Among the entries below, find the lines that hold the word "shortcut" and report them.

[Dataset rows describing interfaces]
◆ ◆ ◆ ◆ ◆

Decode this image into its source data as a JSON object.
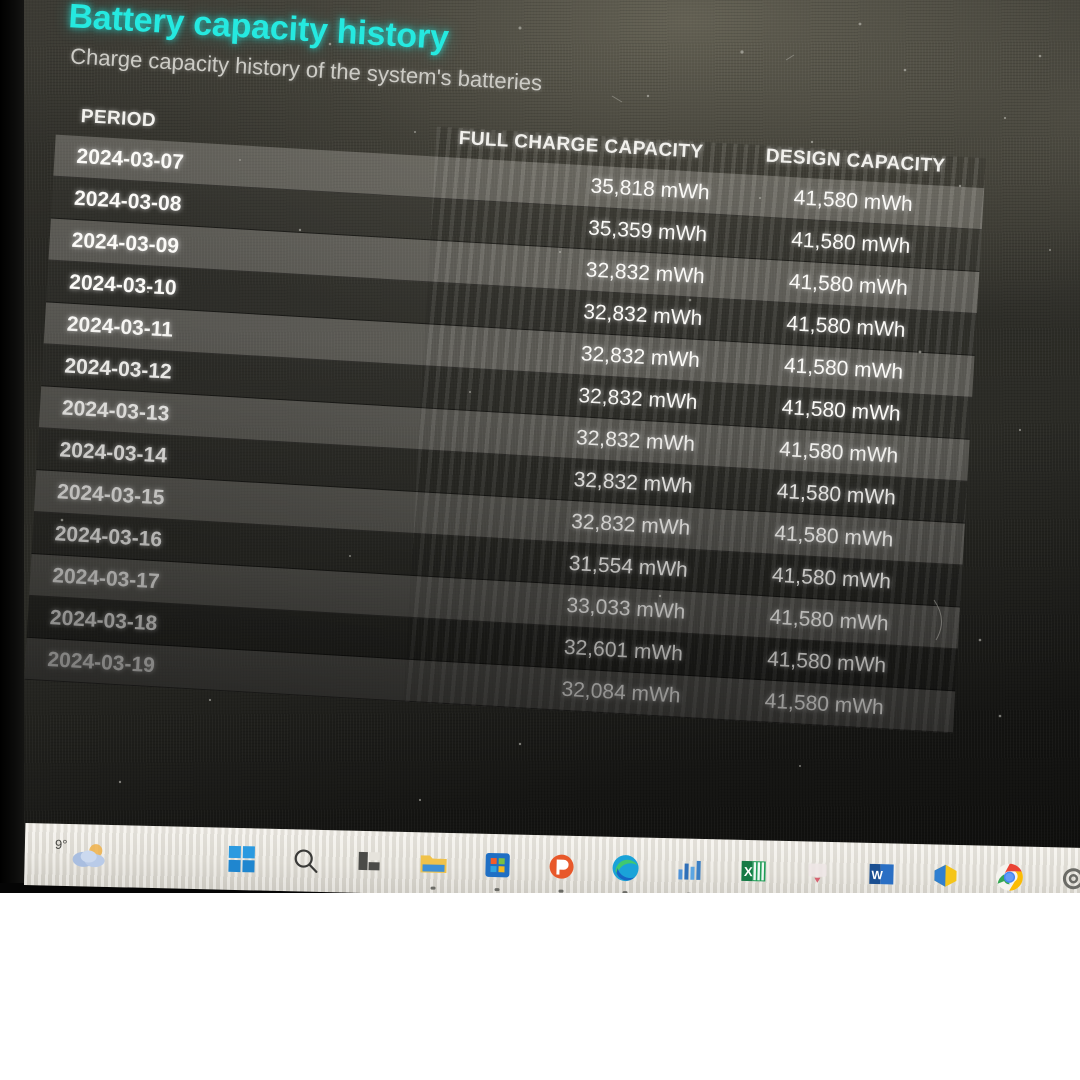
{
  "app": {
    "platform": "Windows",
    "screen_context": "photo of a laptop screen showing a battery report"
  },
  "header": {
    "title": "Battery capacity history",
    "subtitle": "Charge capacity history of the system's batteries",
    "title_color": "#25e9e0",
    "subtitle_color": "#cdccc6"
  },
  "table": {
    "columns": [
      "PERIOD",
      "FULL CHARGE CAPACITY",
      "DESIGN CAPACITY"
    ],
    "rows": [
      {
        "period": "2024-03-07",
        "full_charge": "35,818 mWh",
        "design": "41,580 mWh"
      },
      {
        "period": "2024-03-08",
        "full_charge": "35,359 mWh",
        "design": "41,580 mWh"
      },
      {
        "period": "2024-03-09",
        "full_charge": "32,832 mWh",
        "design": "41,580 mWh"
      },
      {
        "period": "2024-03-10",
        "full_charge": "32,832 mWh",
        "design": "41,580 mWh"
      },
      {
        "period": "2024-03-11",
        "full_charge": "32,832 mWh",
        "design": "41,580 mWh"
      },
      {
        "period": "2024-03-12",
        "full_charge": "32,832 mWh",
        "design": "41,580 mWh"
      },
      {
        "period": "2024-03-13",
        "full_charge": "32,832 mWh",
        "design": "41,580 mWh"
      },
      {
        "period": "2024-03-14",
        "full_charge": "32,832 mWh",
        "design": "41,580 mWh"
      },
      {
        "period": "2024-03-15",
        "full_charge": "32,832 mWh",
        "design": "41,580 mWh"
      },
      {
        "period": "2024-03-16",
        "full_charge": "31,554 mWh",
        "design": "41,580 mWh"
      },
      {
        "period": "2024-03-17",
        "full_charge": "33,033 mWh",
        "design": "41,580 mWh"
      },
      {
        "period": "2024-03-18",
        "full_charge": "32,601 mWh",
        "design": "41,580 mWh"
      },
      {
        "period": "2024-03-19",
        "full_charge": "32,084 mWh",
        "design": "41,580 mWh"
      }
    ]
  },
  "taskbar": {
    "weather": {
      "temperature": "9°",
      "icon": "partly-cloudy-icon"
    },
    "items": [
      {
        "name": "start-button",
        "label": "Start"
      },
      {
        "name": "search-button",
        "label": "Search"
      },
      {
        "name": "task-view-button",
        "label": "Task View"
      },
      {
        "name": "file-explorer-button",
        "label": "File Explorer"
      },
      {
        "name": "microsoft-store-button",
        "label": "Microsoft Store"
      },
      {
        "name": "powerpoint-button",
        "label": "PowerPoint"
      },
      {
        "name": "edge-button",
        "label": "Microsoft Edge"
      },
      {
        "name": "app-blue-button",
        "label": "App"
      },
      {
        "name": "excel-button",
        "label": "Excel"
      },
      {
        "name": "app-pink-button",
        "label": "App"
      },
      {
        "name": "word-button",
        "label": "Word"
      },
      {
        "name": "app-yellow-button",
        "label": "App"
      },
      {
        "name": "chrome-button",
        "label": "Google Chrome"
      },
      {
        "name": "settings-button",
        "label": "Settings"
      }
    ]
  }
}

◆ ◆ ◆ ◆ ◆

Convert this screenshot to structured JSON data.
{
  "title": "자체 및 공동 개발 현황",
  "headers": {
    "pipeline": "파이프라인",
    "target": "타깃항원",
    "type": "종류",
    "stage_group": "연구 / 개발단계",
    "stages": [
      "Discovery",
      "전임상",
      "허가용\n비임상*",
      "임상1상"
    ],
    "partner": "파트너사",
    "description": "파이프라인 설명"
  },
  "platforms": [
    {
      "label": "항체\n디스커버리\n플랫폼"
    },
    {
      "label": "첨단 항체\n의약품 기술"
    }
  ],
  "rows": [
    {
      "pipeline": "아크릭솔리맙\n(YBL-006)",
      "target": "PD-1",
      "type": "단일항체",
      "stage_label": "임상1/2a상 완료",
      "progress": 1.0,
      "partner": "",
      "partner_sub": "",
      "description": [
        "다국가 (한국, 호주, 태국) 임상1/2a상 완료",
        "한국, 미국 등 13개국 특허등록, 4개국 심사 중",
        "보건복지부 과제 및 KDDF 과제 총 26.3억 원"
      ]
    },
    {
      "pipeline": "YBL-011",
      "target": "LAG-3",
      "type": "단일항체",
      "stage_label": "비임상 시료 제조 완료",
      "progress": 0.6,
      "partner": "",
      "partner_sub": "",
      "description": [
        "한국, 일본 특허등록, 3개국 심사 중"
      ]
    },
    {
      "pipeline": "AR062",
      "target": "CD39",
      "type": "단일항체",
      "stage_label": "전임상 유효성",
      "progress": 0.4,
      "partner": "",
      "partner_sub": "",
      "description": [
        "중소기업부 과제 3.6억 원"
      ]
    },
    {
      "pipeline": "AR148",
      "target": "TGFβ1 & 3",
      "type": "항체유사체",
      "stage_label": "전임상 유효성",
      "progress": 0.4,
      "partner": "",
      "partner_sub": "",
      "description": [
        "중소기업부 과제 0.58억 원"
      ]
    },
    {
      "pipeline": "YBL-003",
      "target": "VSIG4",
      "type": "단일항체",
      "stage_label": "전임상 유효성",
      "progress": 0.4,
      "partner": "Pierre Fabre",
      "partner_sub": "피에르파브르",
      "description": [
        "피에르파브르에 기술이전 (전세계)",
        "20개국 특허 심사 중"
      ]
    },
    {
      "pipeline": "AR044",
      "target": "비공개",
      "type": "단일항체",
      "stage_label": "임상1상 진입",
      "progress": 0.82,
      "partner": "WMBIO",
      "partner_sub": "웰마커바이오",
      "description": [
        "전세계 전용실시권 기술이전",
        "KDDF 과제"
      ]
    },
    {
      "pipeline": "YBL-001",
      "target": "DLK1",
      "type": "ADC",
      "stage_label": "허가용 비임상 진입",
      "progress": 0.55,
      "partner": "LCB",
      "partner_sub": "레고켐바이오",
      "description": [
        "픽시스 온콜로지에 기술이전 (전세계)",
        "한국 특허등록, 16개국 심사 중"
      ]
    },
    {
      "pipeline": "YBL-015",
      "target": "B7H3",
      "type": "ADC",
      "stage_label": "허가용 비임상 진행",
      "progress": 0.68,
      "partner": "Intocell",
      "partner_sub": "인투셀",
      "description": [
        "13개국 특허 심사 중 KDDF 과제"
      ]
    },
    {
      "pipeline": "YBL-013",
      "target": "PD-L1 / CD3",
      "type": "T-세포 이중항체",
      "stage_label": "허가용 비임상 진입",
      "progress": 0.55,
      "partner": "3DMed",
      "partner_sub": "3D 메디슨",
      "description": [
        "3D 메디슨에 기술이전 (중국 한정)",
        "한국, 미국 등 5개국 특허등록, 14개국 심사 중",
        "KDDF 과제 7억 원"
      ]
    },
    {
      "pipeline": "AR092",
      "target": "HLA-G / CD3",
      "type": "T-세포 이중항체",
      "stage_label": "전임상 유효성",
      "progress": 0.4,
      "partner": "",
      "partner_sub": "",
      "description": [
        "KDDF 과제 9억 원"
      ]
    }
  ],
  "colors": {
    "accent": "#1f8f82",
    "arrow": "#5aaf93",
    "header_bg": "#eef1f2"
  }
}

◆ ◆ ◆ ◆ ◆

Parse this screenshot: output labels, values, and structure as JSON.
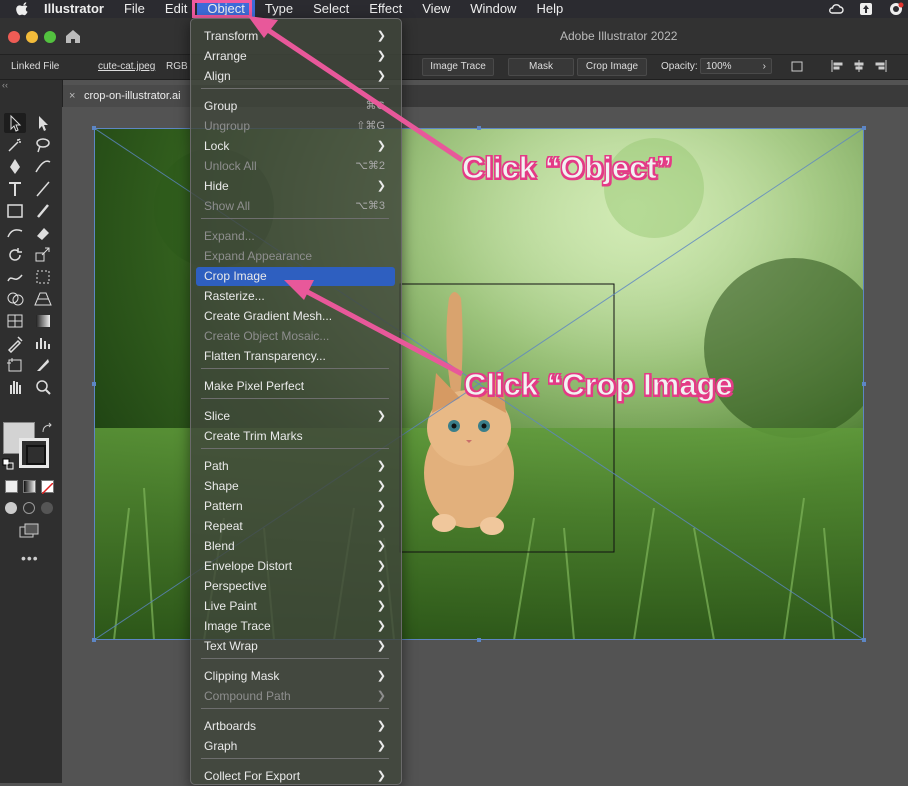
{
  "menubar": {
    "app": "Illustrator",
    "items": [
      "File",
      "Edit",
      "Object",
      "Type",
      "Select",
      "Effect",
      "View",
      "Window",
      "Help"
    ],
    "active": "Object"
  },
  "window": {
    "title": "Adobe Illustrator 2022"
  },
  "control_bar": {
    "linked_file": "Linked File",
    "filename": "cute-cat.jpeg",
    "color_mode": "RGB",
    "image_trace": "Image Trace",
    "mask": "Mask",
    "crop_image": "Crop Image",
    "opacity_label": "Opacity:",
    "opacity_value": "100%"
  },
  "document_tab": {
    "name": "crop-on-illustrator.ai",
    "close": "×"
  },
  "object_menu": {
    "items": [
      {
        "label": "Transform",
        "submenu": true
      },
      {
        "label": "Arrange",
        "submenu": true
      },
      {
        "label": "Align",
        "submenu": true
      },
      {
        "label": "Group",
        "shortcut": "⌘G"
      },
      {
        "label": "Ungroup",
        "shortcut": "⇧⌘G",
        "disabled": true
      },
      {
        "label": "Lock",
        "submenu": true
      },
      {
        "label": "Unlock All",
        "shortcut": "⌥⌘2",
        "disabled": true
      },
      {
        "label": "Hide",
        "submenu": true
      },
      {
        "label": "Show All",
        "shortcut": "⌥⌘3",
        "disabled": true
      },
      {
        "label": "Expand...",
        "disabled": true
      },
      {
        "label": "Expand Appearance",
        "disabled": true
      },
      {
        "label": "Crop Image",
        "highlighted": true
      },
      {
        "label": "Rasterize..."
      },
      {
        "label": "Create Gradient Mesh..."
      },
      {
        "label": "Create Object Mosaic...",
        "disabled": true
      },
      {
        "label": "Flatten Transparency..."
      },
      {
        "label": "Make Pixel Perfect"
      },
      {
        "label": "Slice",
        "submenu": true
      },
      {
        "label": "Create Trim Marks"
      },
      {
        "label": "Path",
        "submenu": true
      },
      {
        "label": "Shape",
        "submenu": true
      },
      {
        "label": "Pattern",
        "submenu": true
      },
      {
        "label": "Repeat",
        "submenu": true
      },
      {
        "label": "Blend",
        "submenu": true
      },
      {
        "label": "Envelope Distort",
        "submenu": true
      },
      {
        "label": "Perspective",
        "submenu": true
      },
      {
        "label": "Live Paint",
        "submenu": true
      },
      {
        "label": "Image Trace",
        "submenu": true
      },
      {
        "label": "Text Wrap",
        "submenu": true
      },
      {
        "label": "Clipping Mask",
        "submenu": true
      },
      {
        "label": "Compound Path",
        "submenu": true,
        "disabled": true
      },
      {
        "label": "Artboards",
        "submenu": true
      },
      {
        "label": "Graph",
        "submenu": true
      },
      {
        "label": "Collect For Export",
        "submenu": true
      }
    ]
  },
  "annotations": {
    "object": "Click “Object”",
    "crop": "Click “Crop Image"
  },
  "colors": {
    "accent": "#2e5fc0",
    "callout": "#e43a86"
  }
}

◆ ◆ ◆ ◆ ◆

YOUR RESPONSE:
        "shortcut": "⌘G"
        "shortcut": "⇧⌘G",
        "shortcut": "⌥⌘2",
        "shortcut": "⌥⌘3",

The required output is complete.